Education chiefs swooped on Hucknall this week in a bid to reassure parents that there is NOT a ‘schools’ crisis’ in the town.
Officers from County Hall made two presentations over two days to explain the current situation and admission criteria when applying for school places.
The issue reached boiling point last month when a number of parents didn’t get their preferred choice despite siblings already being at school and being given placements out of town as far as Bestwood Village and Eastwood.
But the officials from Nottinghamshire County Council stood by the process and said it was the ‘fairest system for all’ and put the blame back on the parents for not following the correct procedures.
“It’s impossible to please everybody and meet the admissions criteria,” explained John Slater, service director for education standards and inclusion.“We don’t have a system of choice but of preference.”
Mr Slater explained that some parents had named only one school as their preference and not used the three additional back-up options which had created the problem.
“Some parents believe that by putting just one school down they will get in but this is not the case if the school becomes full with children who meet the higher criteria level.”
Mr Slater added thatif the one and only preference is not met then they will receive a mandatory offer but only once all the other applications have been dealt with.
“It’s like putting all your wages on the 2.30 at York,” added Mr Slater during the meeting, which was held at The Grove Community Centre, off Farleys Lane. “If you spread your bet you increase your chances of a better outcome.
“A parent’s best bet is to select the catchment school first which is a higher criteria in the process than a school out of catchment even with siblings already in place.”
Although Mr Slater and his team stressed the importance of the process, some parents queried whether the criteria order was the best.
One family living on Albert Street questioned the catchment areas as they can see the new Beardall Fields School, but their catchment is actually Leen Mills.
Mr Slater added that each year the county council consult with the public over the admissions system and it could be something looked at in the future.
“But by making the situation better for some people you could disadvantage others,” he added.
Parents said they did find the meeting informative and worthwhile.
“It’s very difficult for a first time parent to know all the procedures and what you should do when it comes to getting your child in school,” said Nicola Bradshaw of Shortwood Avenue who has four children under eight.

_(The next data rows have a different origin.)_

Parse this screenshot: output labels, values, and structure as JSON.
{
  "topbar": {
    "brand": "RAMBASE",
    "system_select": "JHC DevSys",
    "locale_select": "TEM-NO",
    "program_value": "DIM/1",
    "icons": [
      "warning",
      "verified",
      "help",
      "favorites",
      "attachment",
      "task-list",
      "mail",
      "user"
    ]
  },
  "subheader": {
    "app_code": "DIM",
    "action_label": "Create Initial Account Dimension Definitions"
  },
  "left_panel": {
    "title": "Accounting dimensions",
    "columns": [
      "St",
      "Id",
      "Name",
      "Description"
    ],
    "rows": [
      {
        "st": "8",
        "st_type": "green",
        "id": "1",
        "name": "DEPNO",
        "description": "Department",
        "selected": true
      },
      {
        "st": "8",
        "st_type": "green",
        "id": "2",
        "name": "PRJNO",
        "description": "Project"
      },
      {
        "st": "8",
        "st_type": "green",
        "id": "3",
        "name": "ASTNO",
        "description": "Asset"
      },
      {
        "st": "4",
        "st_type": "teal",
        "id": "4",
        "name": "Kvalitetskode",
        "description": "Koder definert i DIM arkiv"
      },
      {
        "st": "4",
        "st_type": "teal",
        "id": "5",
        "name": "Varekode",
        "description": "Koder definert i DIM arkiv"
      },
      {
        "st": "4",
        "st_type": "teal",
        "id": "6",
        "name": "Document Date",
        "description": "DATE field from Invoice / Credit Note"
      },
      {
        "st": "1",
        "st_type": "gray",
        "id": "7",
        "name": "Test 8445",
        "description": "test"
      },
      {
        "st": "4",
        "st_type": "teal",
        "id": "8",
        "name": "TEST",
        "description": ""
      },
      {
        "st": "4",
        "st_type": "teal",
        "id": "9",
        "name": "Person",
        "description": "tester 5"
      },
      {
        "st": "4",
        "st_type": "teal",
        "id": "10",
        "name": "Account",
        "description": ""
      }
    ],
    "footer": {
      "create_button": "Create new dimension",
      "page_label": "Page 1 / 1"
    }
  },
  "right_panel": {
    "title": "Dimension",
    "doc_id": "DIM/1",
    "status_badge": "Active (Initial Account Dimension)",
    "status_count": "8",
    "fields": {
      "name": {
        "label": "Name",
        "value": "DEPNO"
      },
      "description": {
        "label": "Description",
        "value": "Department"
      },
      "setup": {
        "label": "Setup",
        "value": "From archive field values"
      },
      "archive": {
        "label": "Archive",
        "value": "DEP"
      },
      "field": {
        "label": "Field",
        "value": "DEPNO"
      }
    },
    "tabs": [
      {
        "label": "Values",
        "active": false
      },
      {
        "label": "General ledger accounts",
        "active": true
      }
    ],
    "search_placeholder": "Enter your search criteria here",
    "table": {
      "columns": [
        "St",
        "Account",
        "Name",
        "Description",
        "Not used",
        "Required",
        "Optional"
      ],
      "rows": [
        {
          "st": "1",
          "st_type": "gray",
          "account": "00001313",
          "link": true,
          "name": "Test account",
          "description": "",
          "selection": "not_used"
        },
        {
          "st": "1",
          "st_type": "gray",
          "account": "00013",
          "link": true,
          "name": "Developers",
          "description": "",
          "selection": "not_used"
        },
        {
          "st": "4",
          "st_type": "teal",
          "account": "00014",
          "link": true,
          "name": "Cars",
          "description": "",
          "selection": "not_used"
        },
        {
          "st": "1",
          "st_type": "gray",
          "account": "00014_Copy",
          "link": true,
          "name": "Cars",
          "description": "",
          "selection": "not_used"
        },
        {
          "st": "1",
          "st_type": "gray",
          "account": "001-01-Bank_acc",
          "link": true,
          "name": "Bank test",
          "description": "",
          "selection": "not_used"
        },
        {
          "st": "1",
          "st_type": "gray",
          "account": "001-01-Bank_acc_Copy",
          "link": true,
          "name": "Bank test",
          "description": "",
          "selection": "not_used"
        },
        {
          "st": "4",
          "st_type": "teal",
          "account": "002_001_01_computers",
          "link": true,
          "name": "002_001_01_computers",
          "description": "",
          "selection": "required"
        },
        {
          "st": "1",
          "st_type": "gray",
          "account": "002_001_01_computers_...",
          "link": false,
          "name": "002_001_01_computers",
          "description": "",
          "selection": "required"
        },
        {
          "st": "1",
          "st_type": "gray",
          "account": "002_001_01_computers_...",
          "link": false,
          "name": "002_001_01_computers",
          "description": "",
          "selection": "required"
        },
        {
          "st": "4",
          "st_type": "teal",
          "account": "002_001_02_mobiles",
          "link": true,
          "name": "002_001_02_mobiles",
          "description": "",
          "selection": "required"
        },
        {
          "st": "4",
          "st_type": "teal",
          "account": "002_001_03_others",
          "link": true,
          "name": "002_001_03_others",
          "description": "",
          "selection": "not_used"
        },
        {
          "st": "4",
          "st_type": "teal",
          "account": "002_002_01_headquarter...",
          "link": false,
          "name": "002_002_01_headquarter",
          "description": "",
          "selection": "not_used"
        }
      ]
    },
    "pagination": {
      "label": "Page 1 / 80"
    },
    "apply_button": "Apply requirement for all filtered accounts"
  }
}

“There is a lot of information on the internet but it’s interesting to have the four choice option clarified,” said Tanya Clayton of Albert Street who has a three-year-old and one on the way.”The rules regarding catchment in new developments has also been made clearer today.”